Use Multiple Timeframes: While 1-minute charts are essential for executing scalping trades, it’s beneficial to also analyze higher timeframes (e.g., 5-minute or 15-minute) to identify broader trends and potential support/resistance levels. This multi-timeframe analysis can enhance your decision-making process.

Confirm with Other Indicators: Moving averages should not be used in isolation. To increase the accuracy of your signals, combine them with other technical indicators such as RSI (Relative Strength Index), MACD (Moving Average Convergence Divergence), or Stochastic Oscillator. These indicators can provide additional confirmation for your trades.

Risk Management: Scalping can be highly volatile, so it’s crucial to implement effective risk management strategies. Set strict stop-loss and take-profit levels for each trade and adhere to them religiously. Only risk a small percentage of your trading capital on each trade to preserve your account.

Practice and Adapt: Scalping requires quick decision-making and execution. It’s essential to practice your strategy extensively on a demo account to build confidence and refine your approach.

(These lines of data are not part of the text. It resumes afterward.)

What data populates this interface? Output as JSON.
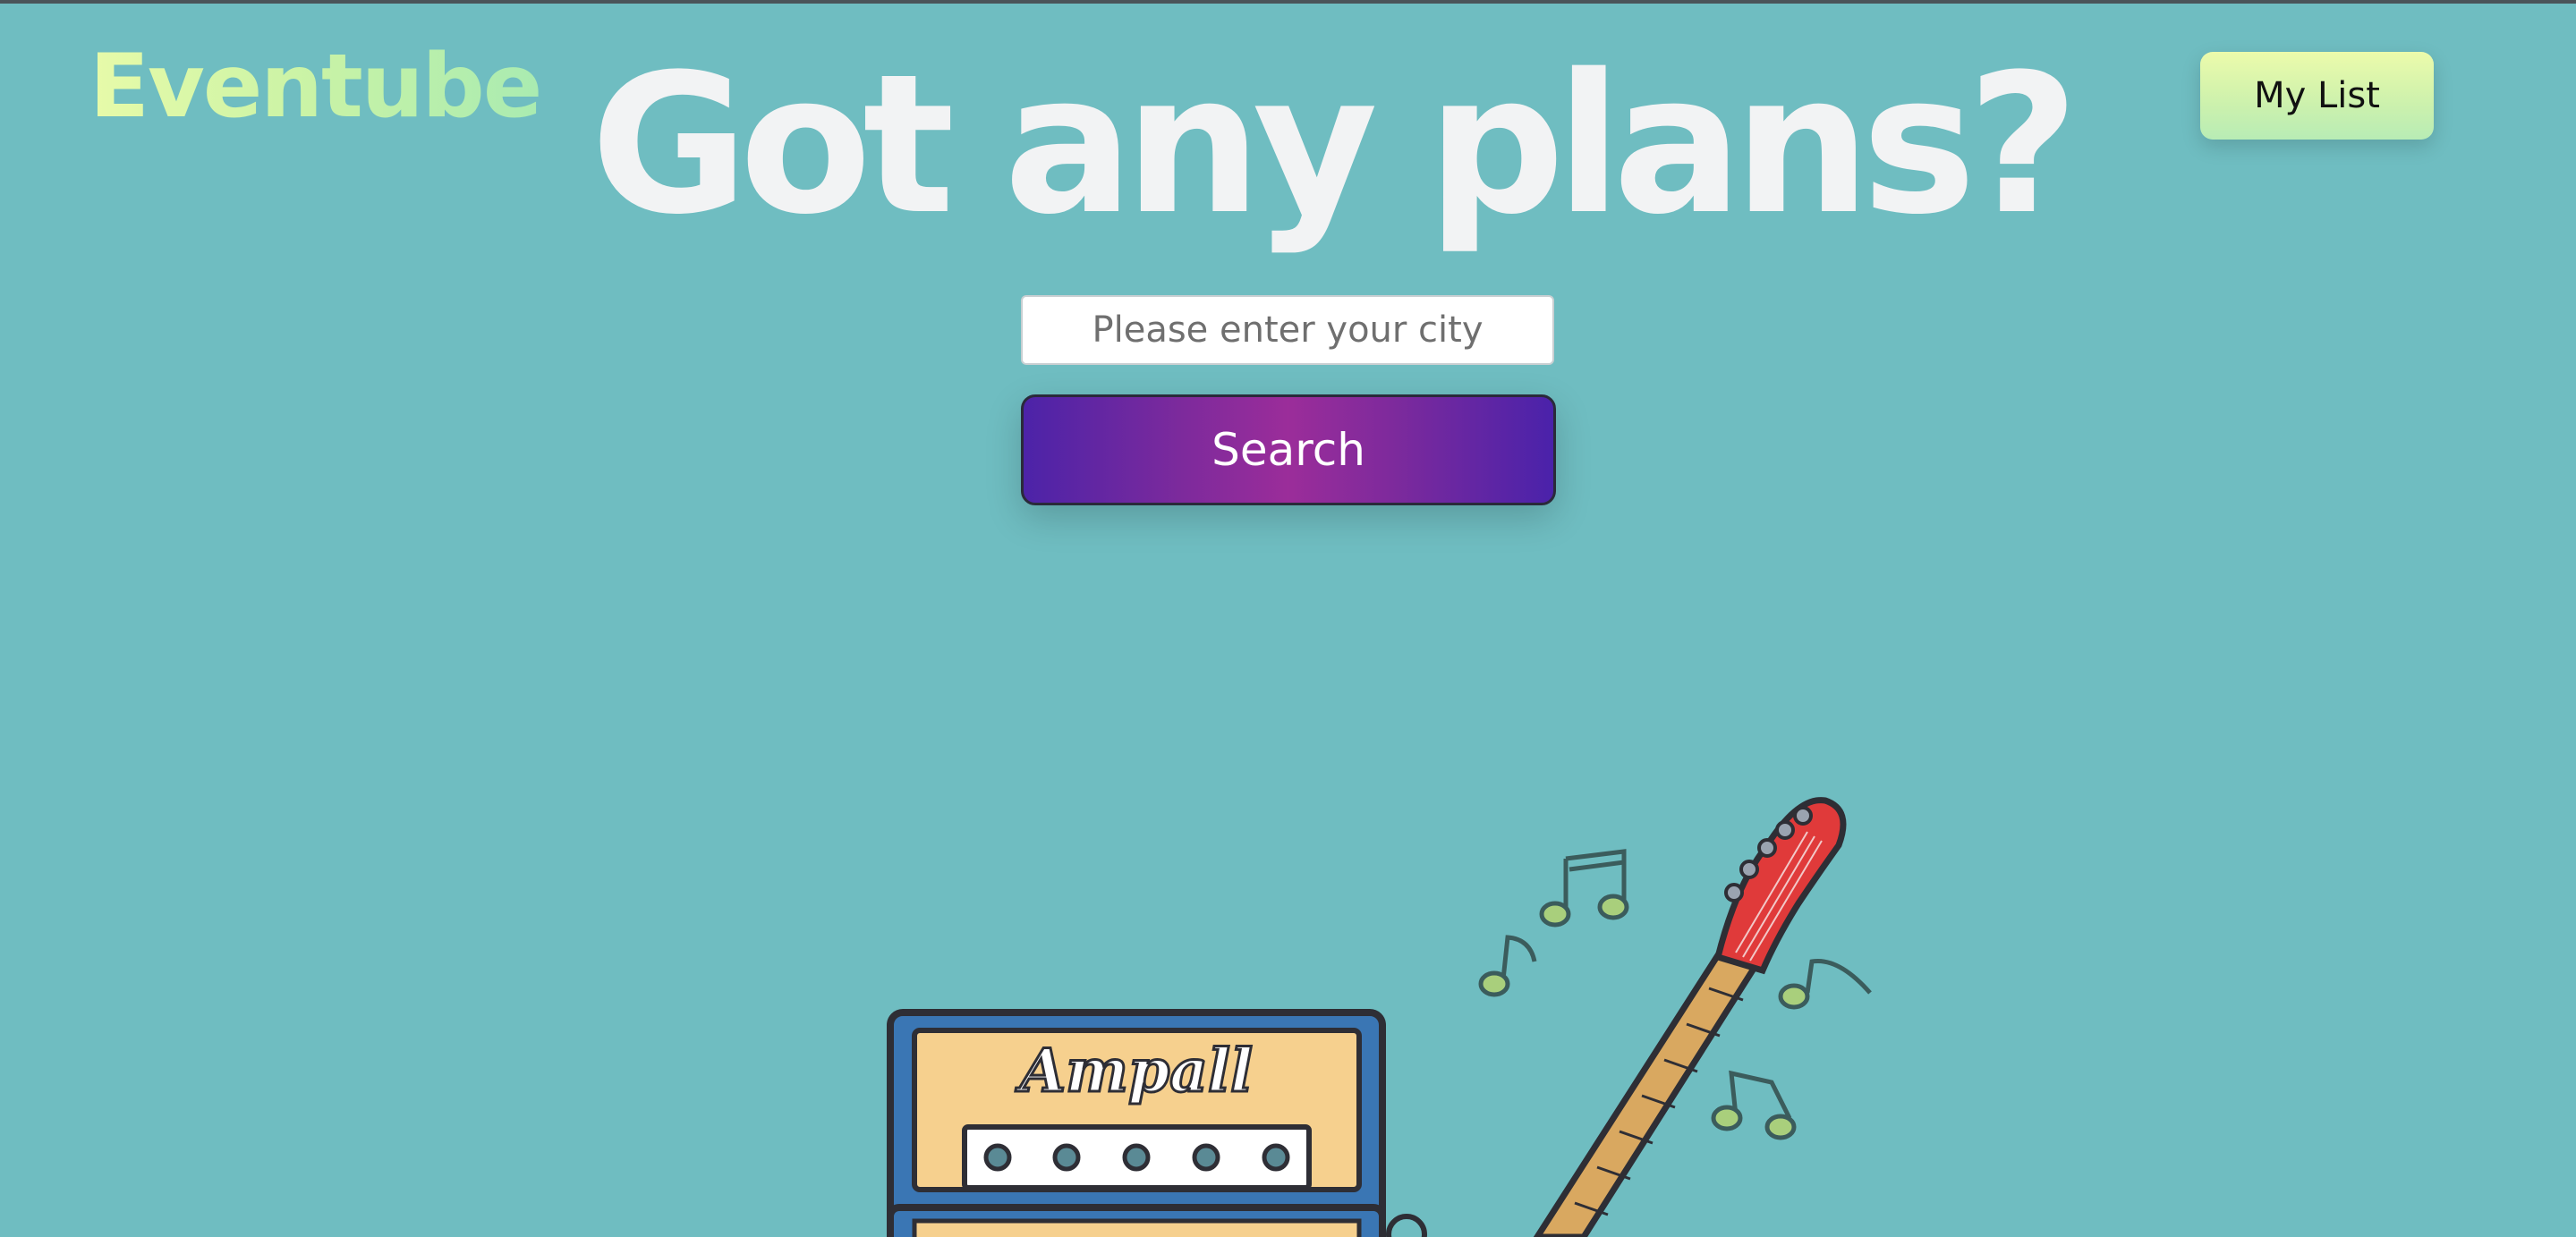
{
  "header": {
    "logo": "Eventube",
    "headline": "Got any plans?",
    "my_list_label": "My List"
  },
  "search": {
    "placeholder": "Please enter your city",
    "value": "",
    "button_label": "Search"
  },
  "illustration": {
    "amp_brand": "Ampall",
    "icons": [
      "amplifier-icon",
      "electric-guitar-icon",
      "music-note-icon"
    ]
  },
  "colors": {
    "background": "#6fbdc1",
    "logo_gradient_start": "#e7fba9",
    "logo_gradient_end": "#a9ebb1",
    "headline": "#f2f3f4",
    "search_button_start": "#4c23a8",
    "search_button_mid": "#9b2d9a",
    "guitar_head": "#e03a3a",
    "amp_face": "#f6d08e",
    "amp_frame": "#3a76b4",
    "note": "#a9cf7c"
  }
}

Be prepared to adapt to changing market conditions and adjust your moving average settings or strategy accordingly.

Avoid Overtrading: Overtrading is a common pitfall for scalpers. Stick to a predetermined number of trades per day and avoid chasing after every opportunity. Quality over quantity is key to long-term success in scalping.

Stay Informed: Keep an eye on economic events and news releases that can impact the market. Sudden news events can cause sharp price movements, and being aware of them can help you avoid unnecessary risks.

Monitor Market Volatility: Some scalping strategies work better in highly volatile markets, while others are more suitable for calmer periods. Adjust your strategy based on the prevailing market conditions.

Record and Analyze Trades: Maintain a trading journal to record your scalping trades. This journal should include entry and exit points, reasons for each trade, and the outcome. Regularly review your journal to identify areas for improvement.

Emotional Discipline: Scalping can be emotionally demanding due to the rapid pace of trading. Maintain discipline and control over your emotions. Avoid revenge trading, and don’t let fear or greed dictate your decisions.

One-minute scalping with moving averages can be a highly profitable trading strategy when executed with precision and discipline. Traders must carefully select the moving averages that align with their trading style and objectives. Whether you opt for the Exponential Moving Average (EMA) for its responsiveness, the Simple Moving Average (SMA) for its smoothness, or other variations like the High-Low SMA (HL-SMA), Adaptive Moving Average (AMA), or Hull Moving Average (HMA), your choice should be based on a thorough understanding of your preferred indicators’ characteristics.

Successful 1-minute scalping requires practice, patience, and constant learning. Traders should continuously refine their strategies, adapt to changing market conditions, and remain disciplined in their approach. It’s essential to remember that no single moving average or indicator guarantees success in scalping; it’s the combination of multiple factors, including risk management and emotional control, that leads to consistent profitability.